“It is for me personally a great opportunity to honour this solidarity and help you express this through the visit of Dr Kirkpatrick directly in Ukraine, and the affected community in Transcarpathia. This we plan to do in a critical situation when the aggression has escalated once more. There have been shellings in different regions in the past week or two, even in the western part of Ukraine. The visit of the Moderator will be a tangible sign of sympathy and solidarity,” he said.
Reverend Uel Marrs, Secretary to PCI’s Council for Global Mission helped to organise the overseas visit. “We have a longstanding relationship with the Reformed Church in Hungary with a number of Moderators having visited officially over the years, the last being in 2017. Dr Kirkpatrick’s tour is an important fraternal visit of solidarity as he goes to support our colleagues and see first-hand how our financial appeal for Ukraine has impacted the lives of people affected by the war.”
“While the Moderator will be in Transcarpathia in western Ukraine for just over a day, the majority of the visit will take place in Budapest. Here he will visit Hungarian Reformed Church Aid headquarters and meet its CEO along with the head of its Refugee Ministry, and others, who co-ordinate the humanitarian response. He will also visit the RCH’s Mission Service and its theological college. On his return, I look forward to hearing about this important visit,” Rev Marrs said.

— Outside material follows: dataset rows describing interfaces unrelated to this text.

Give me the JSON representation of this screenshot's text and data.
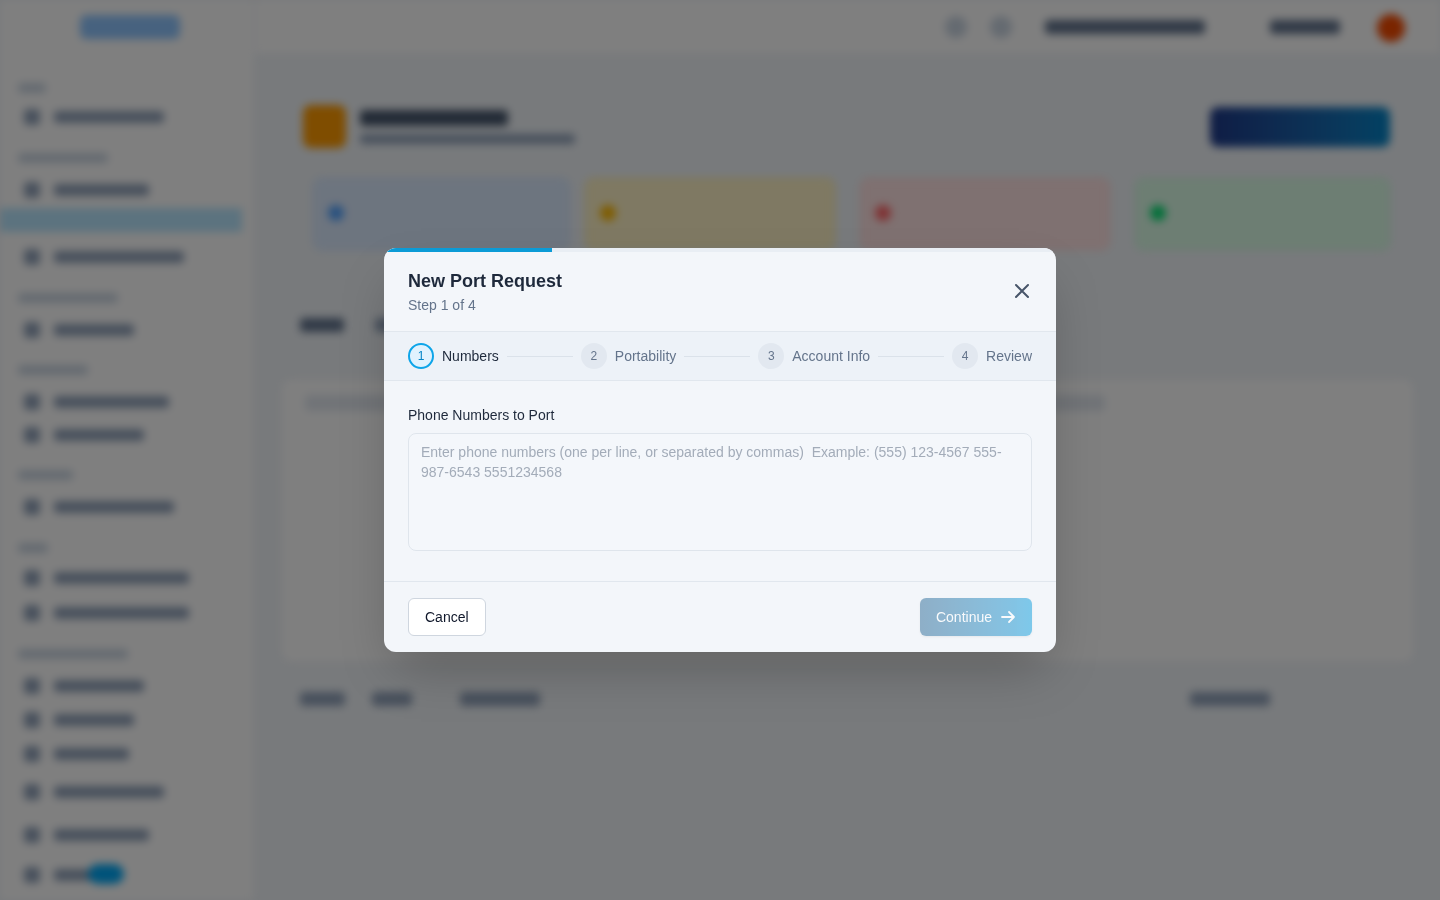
{
  "dialog": {
    "progress": {
      "level": 0.25
    },
    "title": "New Port Request",
    "subtitle": "Step 1 of 4",
    "steps": [
      {
        "number": "1",
        "label": "Numbers",
        "selected": true
      },
      {
        "number": "2",
        "label": "Portability",
        "selected": false
      },
      {
        "number": "3",
        "label": "Account Info",
        "selected": false
      },
      {
        "number": "4",
        "label": "Review",
        "selected": false
      }
    ],
    "field": {
      "label": "Phone Numbers to Port",
      "placeholder": "Enter phone numbers (one per line, or separated by commas)  Example: (555) 123-4567 555-987-6543 5551234568"
    },
    "buttons": [
      {
        "kind": "secondary",
        "label": "Cancel",
        "disabled": false
      },
      {
        "kind": "primary",
        "label": "Continue",
        "disabled": true
      }
    ]
  }
}
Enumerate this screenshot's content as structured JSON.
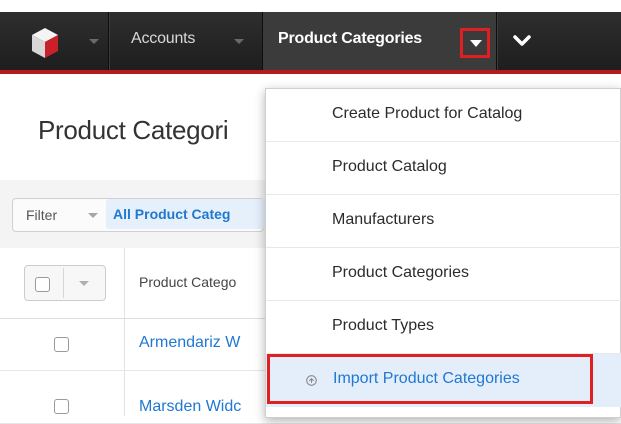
{
  "navbar": {
    "logo": "sugarcube-logo-icon",
    "tabs": [
      {
        "label": "Accounts"
      },
      {
        "label": "Product Categories"
      }
    ],
    "more_icon": "chevron-down-icon"
  },
  "page": {
    "title": "Product Categori",
    "filter": {
      "label": "Filter",
      "value": "All Product Categ"
    },
    "list": {
      "column_header": "Product Catego",
      "rows": [
        {
          "name": "Armendariz W"
        },
        {
          "name": "Marsden Widc"
        }
      ]
    }
  },
  "menu": {
    "items": [
      {
        "label": "Create Product for Catalog"
      },
      {
        "label": "Product Catalog"
      },
      {
        "label": "Manufacturers"
      },
      {
        "label": "Product Categories"
      },
      {
        "label": "Product Types"
      },
      {
        "label": "Import Product Categories",
        "icon": "import-icon"
      }
    ]
  },
  "colors": {
    "navbar": "#2a2a2a",
    "accent_red": "#e02020",
    "link_blue": "#1f78d1",
    "highlight": "#e4eefa"
  }
}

Photos: (1) The Moderator and Mrs Kirkpatrick in Portrush, where he has been minister since 1993 (photo credit David Cavan) (2) a map of central Europe showing Transcarpathia in western Ukraine (credit Hungary Today) (3) Refugees fleeing-Ukraine following Russia's invasion of the country in February (photo credit Tearfund Jana Cavojsk)